[ACTION ITEM]: Everything from the line holding "Extract the structured" through the last line below is needed; please reproduce those lines exactly, adding nothing.

[DATA RECORDS]:
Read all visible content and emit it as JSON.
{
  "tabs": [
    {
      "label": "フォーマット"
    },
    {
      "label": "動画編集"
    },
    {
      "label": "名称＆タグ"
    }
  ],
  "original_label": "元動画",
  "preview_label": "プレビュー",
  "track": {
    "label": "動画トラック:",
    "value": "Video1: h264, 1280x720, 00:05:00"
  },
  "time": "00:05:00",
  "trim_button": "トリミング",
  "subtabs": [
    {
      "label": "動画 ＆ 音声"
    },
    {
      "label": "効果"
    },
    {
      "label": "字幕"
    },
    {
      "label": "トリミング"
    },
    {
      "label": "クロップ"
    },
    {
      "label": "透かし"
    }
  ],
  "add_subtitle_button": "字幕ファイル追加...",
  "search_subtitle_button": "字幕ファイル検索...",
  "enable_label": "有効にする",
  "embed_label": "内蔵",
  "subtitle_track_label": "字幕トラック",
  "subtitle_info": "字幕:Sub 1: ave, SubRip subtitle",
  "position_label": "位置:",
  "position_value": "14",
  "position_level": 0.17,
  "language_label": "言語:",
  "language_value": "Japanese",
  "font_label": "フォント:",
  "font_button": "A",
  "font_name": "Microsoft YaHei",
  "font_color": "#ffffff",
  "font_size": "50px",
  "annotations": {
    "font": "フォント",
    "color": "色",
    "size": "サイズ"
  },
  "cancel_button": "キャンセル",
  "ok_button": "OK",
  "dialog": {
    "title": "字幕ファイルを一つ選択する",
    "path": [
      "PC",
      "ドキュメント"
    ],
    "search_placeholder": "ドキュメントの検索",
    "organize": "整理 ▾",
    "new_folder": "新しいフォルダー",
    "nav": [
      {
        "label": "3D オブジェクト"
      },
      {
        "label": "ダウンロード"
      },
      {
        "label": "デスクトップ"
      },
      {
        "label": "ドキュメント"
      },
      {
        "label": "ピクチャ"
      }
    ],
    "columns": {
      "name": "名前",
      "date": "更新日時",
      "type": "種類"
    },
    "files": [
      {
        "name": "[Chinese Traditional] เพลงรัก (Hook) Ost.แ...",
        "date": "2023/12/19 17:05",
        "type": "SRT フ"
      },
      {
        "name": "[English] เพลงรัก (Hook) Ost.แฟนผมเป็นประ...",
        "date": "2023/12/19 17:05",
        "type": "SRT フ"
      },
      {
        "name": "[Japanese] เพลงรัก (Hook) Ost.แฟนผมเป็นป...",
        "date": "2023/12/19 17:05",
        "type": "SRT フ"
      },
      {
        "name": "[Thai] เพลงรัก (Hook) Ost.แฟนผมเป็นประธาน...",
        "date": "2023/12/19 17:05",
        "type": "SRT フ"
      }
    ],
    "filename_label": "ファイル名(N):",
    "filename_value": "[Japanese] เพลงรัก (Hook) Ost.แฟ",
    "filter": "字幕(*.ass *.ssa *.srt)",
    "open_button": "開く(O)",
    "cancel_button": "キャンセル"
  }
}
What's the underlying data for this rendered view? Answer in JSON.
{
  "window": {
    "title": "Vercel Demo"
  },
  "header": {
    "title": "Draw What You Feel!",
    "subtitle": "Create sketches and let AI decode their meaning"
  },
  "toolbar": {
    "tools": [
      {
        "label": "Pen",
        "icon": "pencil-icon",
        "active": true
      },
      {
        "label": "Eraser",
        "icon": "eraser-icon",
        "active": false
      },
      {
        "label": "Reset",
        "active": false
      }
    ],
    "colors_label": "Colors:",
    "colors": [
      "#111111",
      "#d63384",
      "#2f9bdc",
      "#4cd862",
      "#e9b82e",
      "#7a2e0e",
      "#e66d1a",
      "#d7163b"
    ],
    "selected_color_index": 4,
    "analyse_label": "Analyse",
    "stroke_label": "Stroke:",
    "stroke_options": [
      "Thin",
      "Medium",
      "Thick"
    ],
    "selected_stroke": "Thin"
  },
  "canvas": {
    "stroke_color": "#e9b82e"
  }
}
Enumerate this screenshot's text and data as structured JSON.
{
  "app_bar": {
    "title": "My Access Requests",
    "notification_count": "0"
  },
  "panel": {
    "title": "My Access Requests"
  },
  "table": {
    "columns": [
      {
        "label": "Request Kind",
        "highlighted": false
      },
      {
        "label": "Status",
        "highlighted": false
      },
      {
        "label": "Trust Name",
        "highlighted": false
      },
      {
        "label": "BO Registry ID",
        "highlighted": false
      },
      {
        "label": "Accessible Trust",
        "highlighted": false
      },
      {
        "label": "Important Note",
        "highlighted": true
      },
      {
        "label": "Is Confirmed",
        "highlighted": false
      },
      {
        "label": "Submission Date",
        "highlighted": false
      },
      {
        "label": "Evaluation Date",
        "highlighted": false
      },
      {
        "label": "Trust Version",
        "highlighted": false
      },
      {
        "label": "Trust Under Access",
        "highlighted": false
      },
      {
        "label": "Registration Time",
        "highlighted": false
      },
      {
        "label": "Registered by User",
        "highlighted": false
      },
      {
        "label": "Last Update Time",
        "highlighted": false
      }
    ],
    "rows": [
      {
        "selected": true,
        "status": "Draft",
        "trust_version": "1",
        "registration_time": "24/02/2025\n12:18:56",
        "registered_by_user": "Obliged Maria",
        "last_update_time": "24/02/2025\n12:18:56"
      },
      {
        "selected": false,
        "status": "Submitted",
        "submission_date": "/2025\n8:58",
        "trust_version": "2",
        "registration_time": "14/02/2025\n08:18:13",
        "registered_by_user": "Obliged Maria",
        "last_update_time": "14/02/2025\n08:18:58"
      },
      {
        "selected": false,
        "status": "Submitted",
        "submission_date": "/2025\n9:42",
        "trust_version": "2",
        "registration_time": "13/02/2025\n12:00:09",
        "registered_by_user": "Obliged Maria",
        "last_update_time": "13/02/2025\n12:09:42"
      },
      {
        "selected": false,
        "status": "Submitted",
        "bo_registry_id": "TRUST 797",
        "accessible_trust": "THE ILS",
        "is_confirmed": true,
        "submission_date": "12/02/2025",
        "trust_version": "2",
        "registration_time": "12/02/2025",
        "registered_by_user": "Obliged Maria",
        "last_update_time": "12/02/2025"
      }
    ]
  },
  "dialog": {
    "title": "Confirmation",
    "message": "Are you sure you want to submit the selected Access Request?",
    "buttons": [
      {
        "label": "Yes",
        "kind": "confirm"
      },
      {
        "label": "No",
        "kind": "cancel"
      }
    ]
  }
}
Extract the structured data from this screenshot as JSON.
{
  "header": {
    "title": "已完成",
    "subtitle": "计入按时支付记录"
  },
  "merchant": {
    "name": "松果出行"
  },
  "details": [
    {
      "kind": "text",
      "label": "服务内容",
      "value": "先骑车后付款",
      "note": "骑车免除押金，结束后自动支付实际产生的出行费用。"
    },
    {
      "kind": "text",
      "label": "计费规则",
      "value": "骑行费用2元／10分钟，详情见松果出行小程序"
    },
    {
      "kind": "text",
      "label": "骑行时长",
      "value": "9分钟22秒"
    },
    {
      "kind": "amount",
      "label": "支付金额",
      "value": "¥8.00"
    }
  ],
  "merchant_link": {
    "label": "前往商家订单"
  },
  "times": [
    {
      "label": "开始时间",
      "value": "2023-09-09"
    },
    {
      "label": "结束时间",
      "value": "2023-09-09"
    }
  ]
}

[EXERCISE OUTPUT]:
Extract the structured data from this screenshot as JSON.
{
  "header": {
    "title": "已完成",
    "subtitle": "计入按时支付记录"
  },
  "merchant": {
    "name": "松果出行"
  },
  "details": [
    {
      "kind": "text",
      "label": "服务内容",
      "value": "先骑车后付款",
      "note": "骑车免除押金，结束后自动支付实际产生的出行费用。"
    },
    {
      "kind": "text",
      "label": "计费规则",
      "value": "骑行费用2元／10分钟，详情见松果出行小程序"
    },
    {
      "kind": "text",
      "label": "骑行时长",
      "value": "9分钟22秒"
    },
    {
      "kind": "amount",
      "label": "支付金额",
      "value": "¥8.00"
    }
  ],
  "merchant_link": {
    "label": "前往商家订单"
  },
  "times": [
    {
      "label": "开始时间",
      "value": "2023-09-09"
    },
    {
      "label": "结束时间",
      "value": "2023-09-09"
    }
  ]
}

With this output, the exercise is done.